This evening I watched an engaging 67 minute lecture by William Black delivered at Lewis and Clark College. He spoke of the economic crisis and the moral crisis. His last observation is that our not recognizing that we have a moral crisis is part of the moral crisis. Did I say that right? I commend the speech to you. He articulates the mechanism by which senior management makes its fraudulent intentions known without giving explicit directions to commit fraud. It is through the incentive systems. Work needs to be done on this. I see it every day.
What is a fraud?
deceit, trickery, sharp practice, or breach of confidence, perpetrated for profit or to gain some unfair or dishonest advantage.

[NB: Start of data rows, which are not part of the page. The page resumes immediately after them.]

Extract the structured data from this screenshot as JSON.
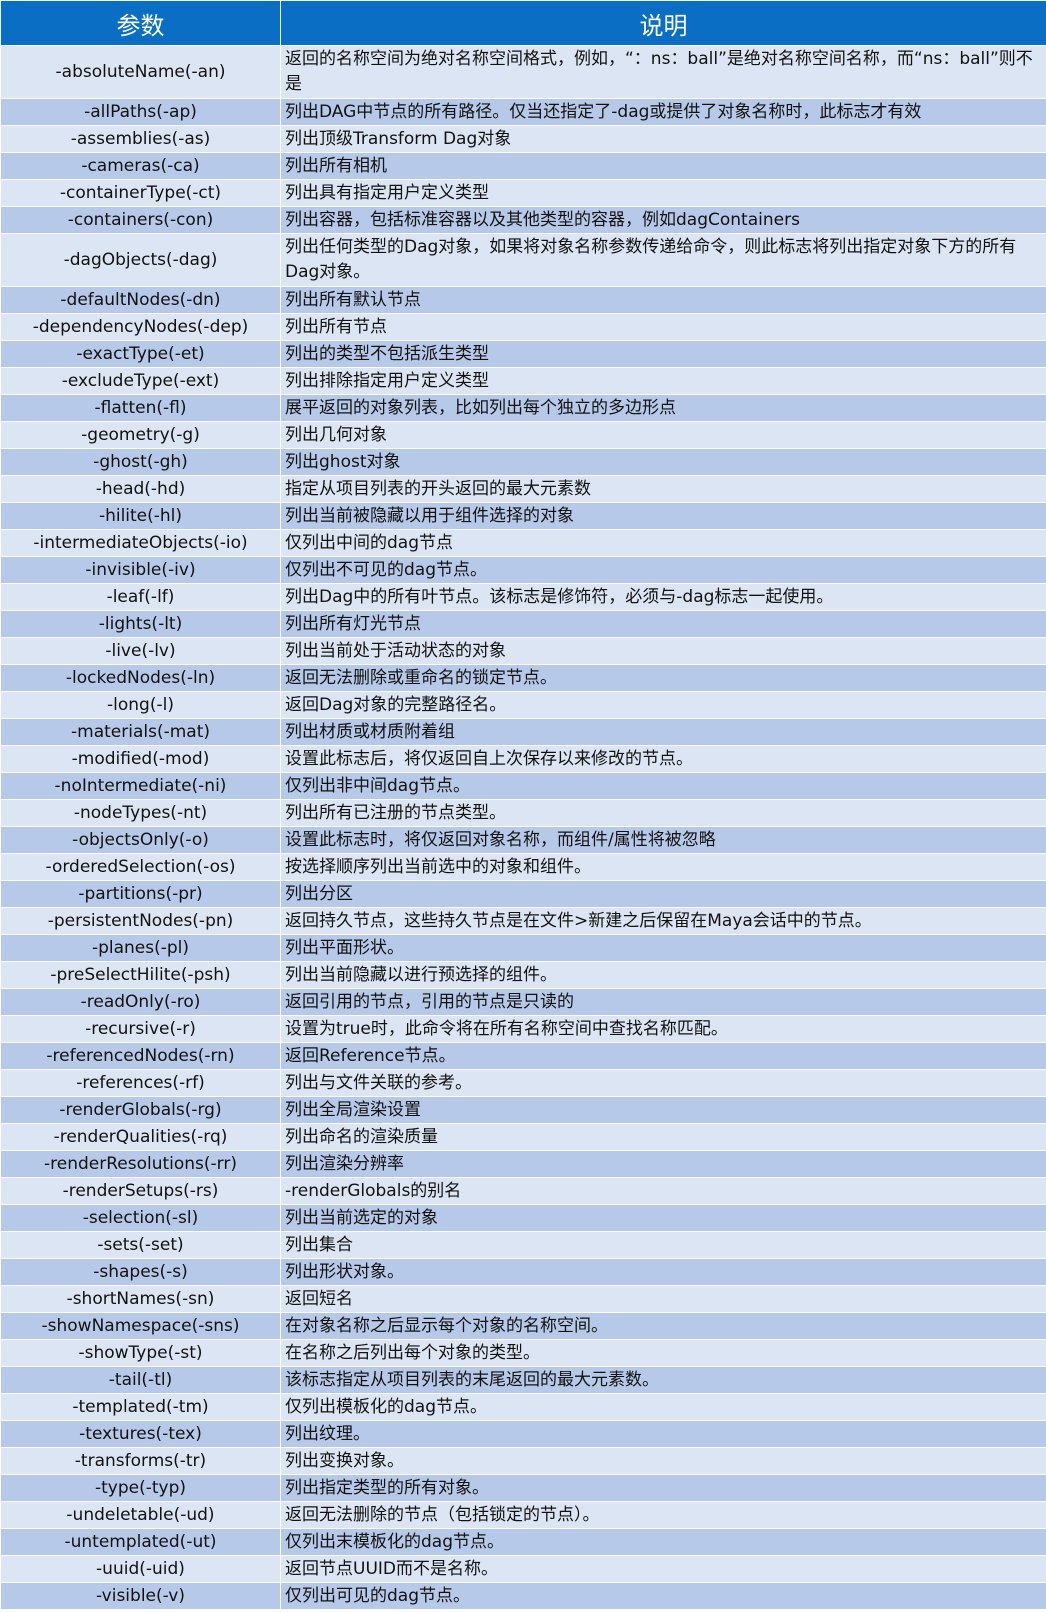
{
  "header": {
    "col_param": "参数",
    "col_desc": "说明"
  },
  "rows": [
    {
      "param": "-absoluteName(-an)",
      "desc": "返回的名称空间为绝对名称空间格式，例如，“：ns：ball”是绝对名称空间名称，而“ns：ball”则不是"
    },
    {
      "param": "-allPaths(-ap)",
      "desc": "列出DAG中节点的所有路径。仅当还指定了-dag或提供了对象名称时，此标志才有效"
    },
    {
      "param": "-assemblies(-as)",
      "desc": "列出顶级Transform Dag对象"
    },
    {
      "param": "-cameras(-ca)",
      "desc": "列出所有相机"
    },
    {
      "param": "-containerType(-ct)",
      "desc": "列出具有指定用户定义类型"
    },
    {
      "param": "-containers(-con)",
      "desc": "列出容器，包括标准容器以及其他类型的容器，例如dagContainers"
    },
    {
      "param": "-dagObjects(-dag)",
      "desc": "列出任何类型的Dag对象，如果将对象名称参数传递给命令，则此标志将列出指定对象下方的所有Dag对象。"
    },
    {
      "param": "-defaultNodes(-dn)",
      "desc": "列出所有默认节点"
    },
    {
      "param": "-dependencyNodes(-dep)",
      "desc": "列出所有节点"
    },
    {
      "param": "-exactType(-et)",
      "desc": "列出的类型不包括派生类型"
    },
    {
      "param": "-excludeType(-ext)",
      "desc": "列出排除指定用户定义类型"
    },
    {
      "param": "-flatten(-fl)",
      "desc": "展平返回的对象列表，比如列出每个独立的多边形点"
    },
    {
      "param": "-geometry(-g)",
      "desc": "列出几何对象"
    },
    {
      "param": "-ghost(-gh)",
      "desc": "列出ghost对象"
    },
    {
      "param": "-head(-hd)",
      "desc": "指定从项目列表的开头返回的最大元素数"
    },
    {
      "param": "-hilite(-hl)",
      "desc": "列出当前被隐藏以用于组件选择的对象"
    },
    {
      "param": "-intermediateObjects(-io)",
      "desc": "仅列出中间的dag节点"
    },
    {
      "param": "-invisible(-iv)",
      "desc": "仅列出不可见的dag节点。"
    },
    {
      "param": "-leaf(-lf)",
      "desc": "列出Dag中的所有叶节点。该标志是修饰符，必须与-dag标志一起使用。"
    },
    {
      "param": "-lights(-lt)",
      "desc": "列出所有灯光节点"
    },
    {
      "param": "-live(-lv)",
      "desc": "列出当前处于活动状态的对象"
    },
    {
      "param": "-lockedNodes(-ln)",
      "desc": "返回无法删除或重命名的锁定节点。"
    },
    {
      "param": "-long(-l)",
      "desc": "返回Dag对象的完整路径名。"
    },
    {
      "param": "-materials(-mat)",
      "desc": "列出材质或材质附着组"
    },
    {
      "param": "-modified(-mod)",
      "desc": "设置此标志后，将仅返回自上次保存以来修改的节点。"
    },
    {
      "param": "-noIntermediate(-ni)",
      "desc": "仅列出非中间dag节点。"
    },
    {
      "param": "-nodeTypes(-nt)",
      "desc": "列出所有已注册的节点类型。"
    },
    {
      "param": "-objectsOnly(-o)",
      "desc": "设置此标志时，将仅返回对象名称，而组件/属性将被忽略"
    },
    {
      "param": "-orderedSelection(-os)",
      "desc": "按选择顺序列出当前选中的对象和组件。"
    },
    {
      "param": "-partitions(-pr)",
      "desc": "列出分区"
    },
    {
      "param": "-persistentNodes(-pn)",
      "desc": "返回持久节点，这些持久节点是在文件>新建之后保留在Maya会话中的节点。"
    },
    {
      "param": "-planes(-pl)",
      "desc": "列出平面形状。"
    },
    {
      "param": "-preSelectHilite(-psh)",
      "desc": "列出当前隐藏以进行预选择的组件。"
    },
    {
      "param": "-readOnly(-ro)",
      "desc": "返回引用的节点，引用的节点是只读的"
    },
    {
      "param": "-recursive(-r)",
      "desc": "设置为true时，此命令将在所有名称空间中查找名称匹配。"
    },
    {
      "param": "-referencedNodes(-rn)",
      "desc": "返回Reference节点。"
    },
    {
      "param": "-references(-rf)",
      "desc": "列出与文件关联的参考。"
    },
    {
      "param": "-renderGlobals(-rg)",
      "desc": "列出全局渲染设置"
    },
    {
      "param": "-renderQualities(-rq)",
      "desc": "列出命名的渲染质量"
    },
    {
      "param": "-renderResolutions(-rr)",
      "desc": "列出渲染分辨率"
    },
    {
      "param": "-renderSetups(-rs)",
      "desc": "-renderGlobals的别名"
    },
    {
      "param": "-selection(-sl)",
      "desc": "列出当前选定的对象"
    },
    {
      "param": "-sets(-set)",
      "desc": "列出集合"
    },
    {
      "param": "-shapes(-s)",
      "desc": "列出形状对象。"
    },
    {
      "param": "-shortNames(-sn)",
      "desc": "返回短名"
    },
    {
      "param": "-showNamespace(-sns)",
      "desc": "在对象名称之后显示每个对象的名称空间。"
    },
    {
      "param": "-showType(-st)",
      "desc": "在名称之后列出每个对象的类型。"
    },
    {
      "param": "-tail(-tl)",
      "desc": "该标志指定从项目列表的末尾返回的最大元素数。"
    },
    {
      "param": "-templated(-tm)",
      "desc": "仅列出模板化的dag节点。"
    },
    {
      "param": "-textures(-tex)",
      "desc": "列出纹理。"
    },
    {
      "param": "-transforms(-tr)",
      "desc": "列出变换对象。"
    },
    {
      "param": "-type(-typ)",
      "desc": "列出指定类型的所有对象。"
    },
    {
      "param": "-undeletable(-ud)",
      "desc": "返回无法删除的节点（包括锁定的节点）。"
    },
    {
      "param": "-untemplated(-ut)",
      "desc": "仅列出末模板化的dag节点。"
    },
    {
      "param": "-uuid(-uid)",
      "desc": "返回节点UUID而不是名称。"
    },
    {
      "param": "-visible(-v)",
      "desc": "仅列出可见的dag节点。"
    }
  ]
}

Does anyone think that fraud goes on in our most reputable financial institutions? Based on the definition above, fraud is the business model. Some frauds are illegal and some are just “sport”. The vast majority are just sport. They are for profit (bonuses) and for advantage in the competition with peers for recognition, advancement, and money. If one does not commit these frauds, he/she is not aggressive enough, competitive enough, ambitious enough. The customers are just actors in these dramas. Or so it seems. Really though, it is blood sport. Like bullfighting. The bull is really sort of hapless in a bull fight. The Matador knows the bull’s instincts, his eyesight, his agility. The Matador has the edge, unless he trips.

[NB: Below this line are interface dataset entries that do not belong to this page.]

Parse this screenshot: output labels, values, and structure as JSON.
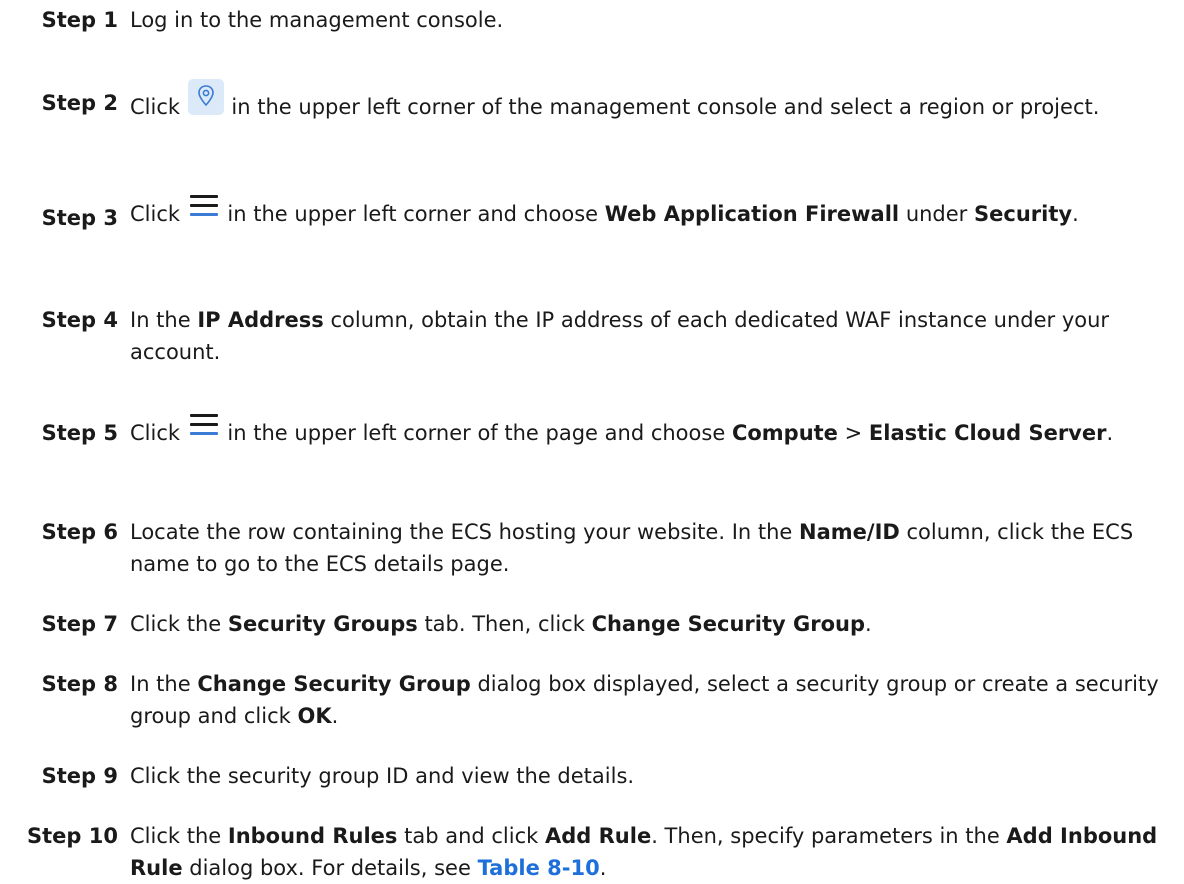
{
  "steps": [
    {
      "label": "Step 1",
      "parts": [
        "Log in to the management console."
      ]
    },
    {
      "label": "Step 2",
      "parts": [
        "Click",
        "in the upper left corner of the management console and select a region or project."
      ]
    },
    {
      "label": "Step 3",
      "parts": [
        "Click",
        "in the upper left corner and choose",
        "Web Application Firewall",
        "under",
        "Security",
        "."
      ]
    },
    {
      "label": "Step 4",
      "parts": [
        "In the",
        "IP Address",
        "column, obtain the IP address of each dedicated WAF instance under your account."
      ]
    },
    {
      "label": "Step 5",
      "parts": [
        "Click",
        "in the upper left corner of the page and choose",
        "Compute",
        ">",
        "Elastic Cloud Server",
        "."
      ]
    },
    {
      "label": "Step 6",
      "parts": [
        "Locate the row containing the ECS hosting your website. In the",
        "Name/ID",
        "column, click the ECS name to go to the ECS details page."
      ]
    },
    {
      "label": "Step 7",
      "parts": [
        "Click the",
        "Security Groups",
        "tab. Then, click",
        "Change Security Group",
        "."
      ]
    },
    {
      "label": "Step 8",
      "parts": [
        "In the",
        "Change Security Group",
        "dialog box displayed, select a security group or create a security group and click",
        "OK",
        "."
      ]
    },
    {
      "label": "Step 9",
      "parts": [
        "Click the security group ID and view the details."
      ]
    },
    {
      "label": "Step 10",
      "parts": [
        "Click the",
        "Inbound Rules",
        "tab and click",
        "Add Rule",
        ". Then, specify parameters in the",
        "Add Inbound Rule",
        "dialog box. For details, see",
        "Table 8-10",
        "."
      ]
    }
  ],
  "icons": {
    "region": "location-pin-icon",
    "menu": "hamburger-menu-icon"
  },
  "colors": {
    "text": "#1a1a1a",
    "link": "#1e6fd9",
    "pin_fill": "#dce9f9",
    "pin_stroke": "#3a7bd5"
  }
}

The [warning graphic photos] goring of the famous matador this past week was at a bullfight during the great celebration of the Festival of Saint Isidro in Madrid.
Isidore the Laborer, also known as Isidore the Farmer, (Spanish: San Isidro Labrador), (c. 1070 – 15 May 1130) was a Spanish day laborer known for his goodness toward the poor and animals. He is the Catholic patron saint of farmers and of Madrid and of La Ceiba,Honduras.
How creepy is that? Sorry Bill, I’m not sure how the bullfight story got mixed up with your post. But really, how creepy is it that an animal is tormented and killed during a celebration of a farmer known for his goodness to animals? Somehow it fits this Financial Crisis morality play. I’m not sure how, but somehow it fits. Maybe the Wall Street connection. Someone make sense of this.